Brief —
Across the entries that follow, work out the number of lines containing the string "公司簡介", and state it alone.

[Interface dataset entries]
+++
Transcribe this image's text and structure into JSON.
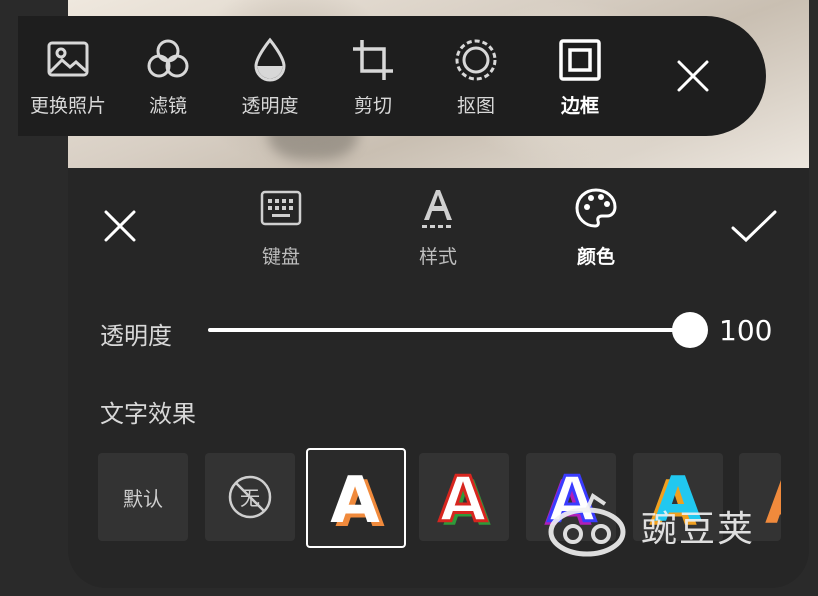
{
  "toolbar": {
    "items": [
      {
        "label": "更换照片",
        "icon": "image-icon"
      },
      {
        "label": "滤镜",
        "icon": "filter-icon"
      },
      {
        "label": "透明度",
        "icon": "opacity-drop-icon"
      },
      {
        "label": "剪切",
        "icon": "crop-icon"
      },
      {
        "label": "抠图",
        "icon": "cutout-icon"
      },
      {
        "label": "边框",
        "icon": "border-frame-icon",
        "active": true
      }
    ],
    "close_icon": "close-icon"
  },
  "text_panel": {
    "tabs": [
      {
        "label": "键盘",
        "icon": "keyboard-icon"
      },
      {
        "label": "样式",
        "icon": "text-style-icon"
      },
      {
        "label": "颜色",
        "icon": "palette-icon",
        "active": true
      }
    ],
    "cancel_icon": "close-icon",
    "confirm_icon": "check-icon",
    "opacity": {
      "label": "透明度",
      "value": "100",
      "level": 1.0
    },
    "effects": {
      "label": "文字效果",
      "items": [
        {
          "label": "默认"
        },
        {
          "label": "无"
        },
        {
          "glyph": "A",
          "style": "orange-shadow",
          "selected": true
        },
        {
          "glyph": "A",
          "style": "red-green-outline"
        },
        {
          "glyph": "A",
          "style": "purple-blue-outline"
        },
        {
          "glyph": "A",
          "style": "cyan-orange-shadow"
        },
        {
          "glyph": "A",
          "style": "orange-partial"
        }
      ]
    }
  },
  "watermark": {
    "text": "豌豆荚"
  },
  "colors": {
    "panel_bg": "#262626",
    "toolbar_bg": "#1e1e1e",
    "page_bg": "#2a2a2a",
    "accent": "#ffffff"
  }
}
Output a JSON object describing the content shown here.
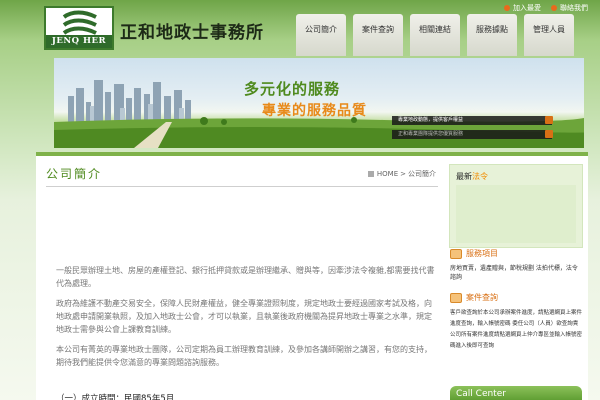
{
  "header": {
    "logo_text": "JENQ HER",
    "site_title": "正和地政士事務所",
    "top_links": [
      {
        "label": "加入最愛"
      },
      {
        "label": "聯絡我們"
      }
    ],
    "nav": [
      {
        "label": "公司簡介"
      },
      {
        "label": "案件查詢"
      },
      {
        "label": "相關連結"
      },
      {
        "label": "服務據點"
      },
      {
        "label": "管理人員"
      }
    ]
  },
  "banner": {
    "slogan_1": "多元化的服務",
    "slogan_2": "專業的服務品質",
    "caption_1": "專業地政動態，提供客戶權益",
    "caption_2": "正和專業團隊提供您優質服務"
  },
  "main": {
    "title": "公司簡介",
    "breadcrumb_home": "HOME",
    "breadcrumb_sep": ">",
    "breadcrumb_current": "公司簡介",
    "paragraphs": [
      "一般民眾辦理土地、房屋的產權登記、銀行抵押貸款或是辦理繼承、贈與等，因牽涉法令複雜,都需要找代書代為處理。",
      "政府為維護不動產交易安全，保障人民財產權益，健全專業證照制度，規定地政士要經過國家考試及格，向地政處申請開業執照，及加入地政士公會，才可以執業，且執業後政府機關為提昇地政士專業之水準，規定地政士需參與公會上課教育訓練。",
      "本公司有菁英的專業地政士團隊，公司定期為員工辦理教育訓練，及參加各講師開辦之講習，有您的支持，期待我們能提供令您滿意的專業問題諮詢服務。"
    ],
    "established": "（一）成立時間：民國85年5月"
  },
  "sidebar": {
    "news_title": "最新",
    "news_title_accent": "法令",
    "services_title": "服務項目",
    "services_text": "房地買賣，遺產贈與，節稅規劃 法拍代標，法令諮詢",
    "query_title": "案件查詢",
    "query_text": "客戶欲查詢於本公司承辦案件進度，請點選網頁上案件進度查詢，輸入帳號密碼 委任公司（人員）欲查詢貴公司所有案件進度請點選網頁上仲介專區並輸入帳號密碼進入後即可查詢",
    "call_center": "Call Center"
  },
  "colors": {
    "brand_green": "#4f8a1e",
    "accent_orange": "#e88a1a",
    "header_green": "#6fa548"
  },
  "icons": [
    "logo-mark",
    "dot-icon",
    "home-icon",
    "service-icon",
    "query-icon"
  ]
}
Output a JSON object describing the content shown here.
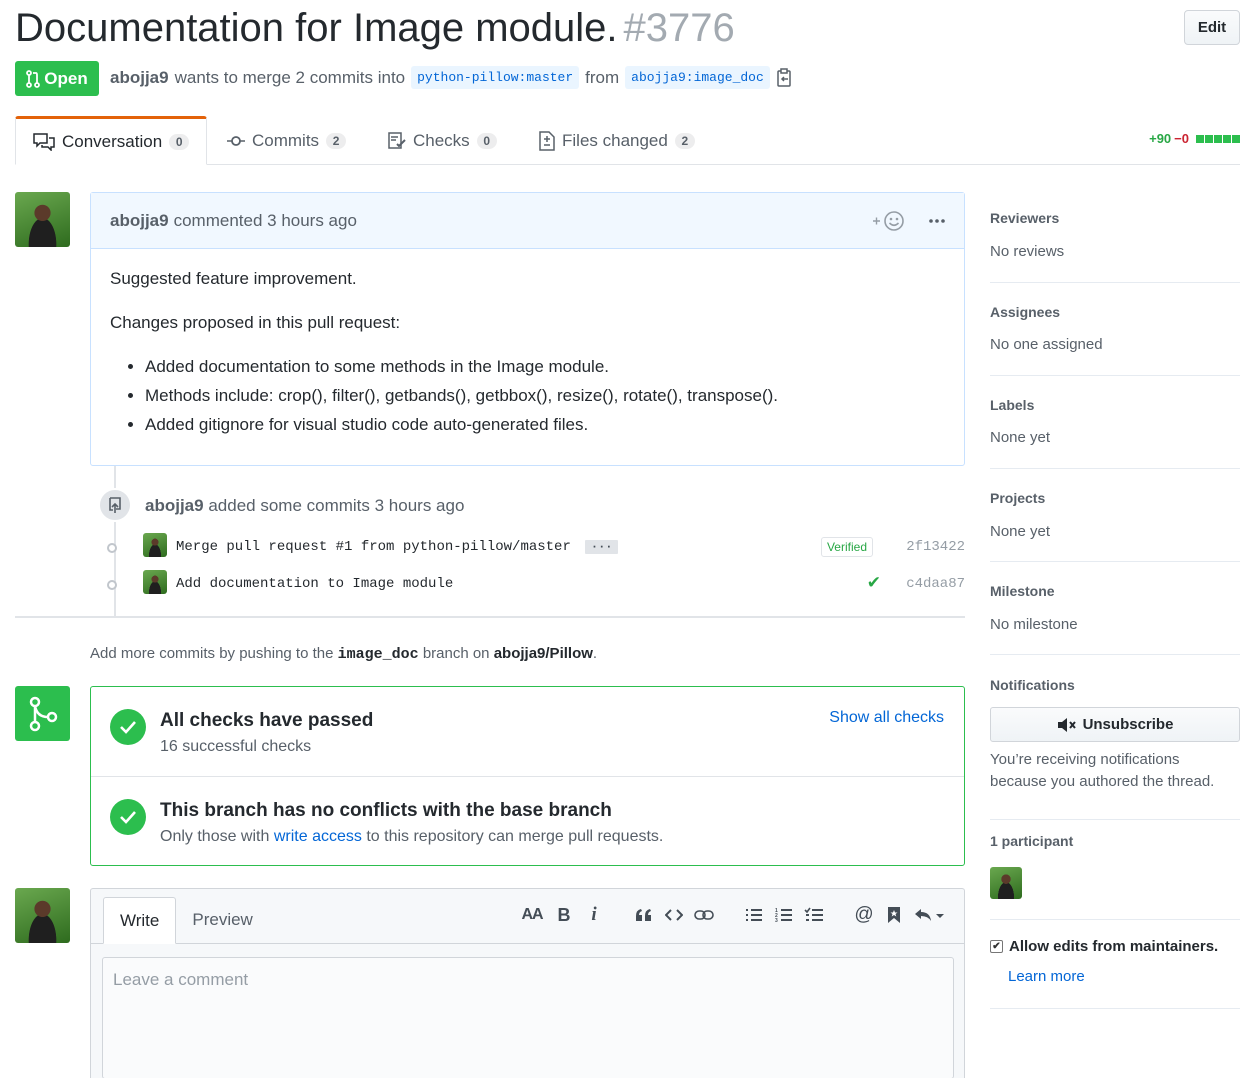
{
  "header": {
    "title": "Documentation for Image module.",
    "number": "#3776",
    "edit_label": "Edit",
    "state_label": "Open",
    "author": "abojja9",
    "merge_text": "wants to merge 2 commits into",
    "base_branch": "python-pillow:master",
    "from_text": "from",
    "head_branch": "abojja9:image_doc"
  },
  "tabs": [
    {
      "label": "Conversation",
      "count": "0"
    },
    {
      "label": "Commits",
      "count": "2"
    },
    {
      "label": "Checks",
      "count": "0"
    },
    {
      "label": "Files changed",
      "count": "2"
    }
  ],
  "diffstat": {
    "additions": "+90",
    "deletions": "−0",
    "blocks": 5
  },
  "comment": {
    "author": "abojja9",
    "action": "commented 3 hours ago",
    "paragraph1": "Suggested feature improvement.",
    "paragraph2": "Changes proposed in this pull request:",
    "bullets": [
      "Added documentation to some methods in the Image module.",
      "Methods include: crop(), filter(), getbands(), getbbox(), resize(), rotate(), transpose().",
      "Added gitignore for visual studio code auto-generated files."
    ]
  },
  "commit_event": {
    "author": "abojja9",
    "text": "added some commits 3 hours ago",
    "commits": [
      {
        "message": "Merge pull request #1 from python-pillow/master",
        "badge": "Verified",
        "sha": "2f13422"
      },
      {
        "message": "Add documentation to Image module",
        "sha": "c4daa87"
      }
    ]
  },
  "push_hint": {
    "prefix": "Add more commits by pushing to the",
    "branch": "image_doc",
    "middle": "branch on",
    "repo": "abojja9/Pillow",
    "suffix": "."
  },
  "merge": {
    "checks_title": "All checks have passed",
    "checks_sub": "16 successful checks",
    "show_checks": "Show all checks",
    "conflicts_title": "This branch has no conflicts with the base branch",
    "conflicts_prefix": "Only those with",
    "conflicts_link": "write access",
    "conflicts_suffix": "to this repository can merge pull requests."
  },
  "composer": {
    "write_tab": "Write",
    "preview_tab": "Preview",
    "placeholder": "Leave a comment",
    "toolbar": {
      "heading": "AA",
      "bold": "B",
      "italic": "i",
      "mention": "@"
    }
  },
  "sidebar": {
    "reviewers_title": "Reviewers",
    "reviewers_value": "No reviews",
    "assignees_title": "Assignees",
    "assignees_value": "No one assigned",
    "labels_title": "Labels",
    "labels_value": "None yet",
    "projects_title": "Projects",
    "projects_value": "None yet",
    "milestone_title": "Milestone",
    "milestone_value": "No milestone",
    "notifications_title": "Notifications",
    "unsubscribe_label": "Unsubscribe",
    "notifications_text": "You’re receiving notifications because you authored the thread.",
    "participants_title": "1 participant",
    "allow_edits_label": "Allow edits from maintainers.",
    "learn_more": "Learn more"
  },
  "colors": {
    "open_green": "#2cbe4e",
    "link_blue": "#0366d6",
    "active_tab_orange": "#e36209",
    "deletion_red": "#cb2431"
  }
}
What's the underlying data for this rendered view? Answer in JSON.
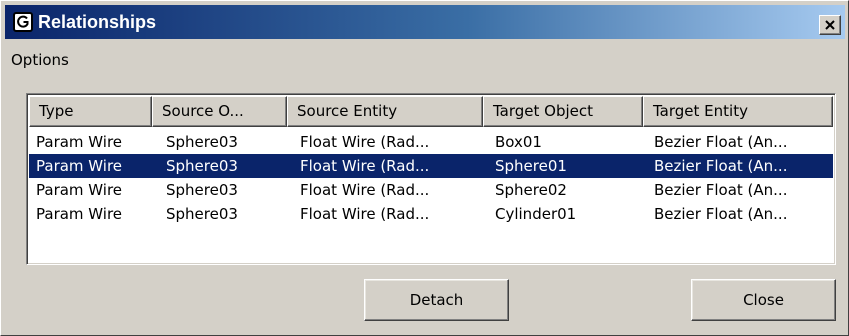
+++
Answer to the problem —
3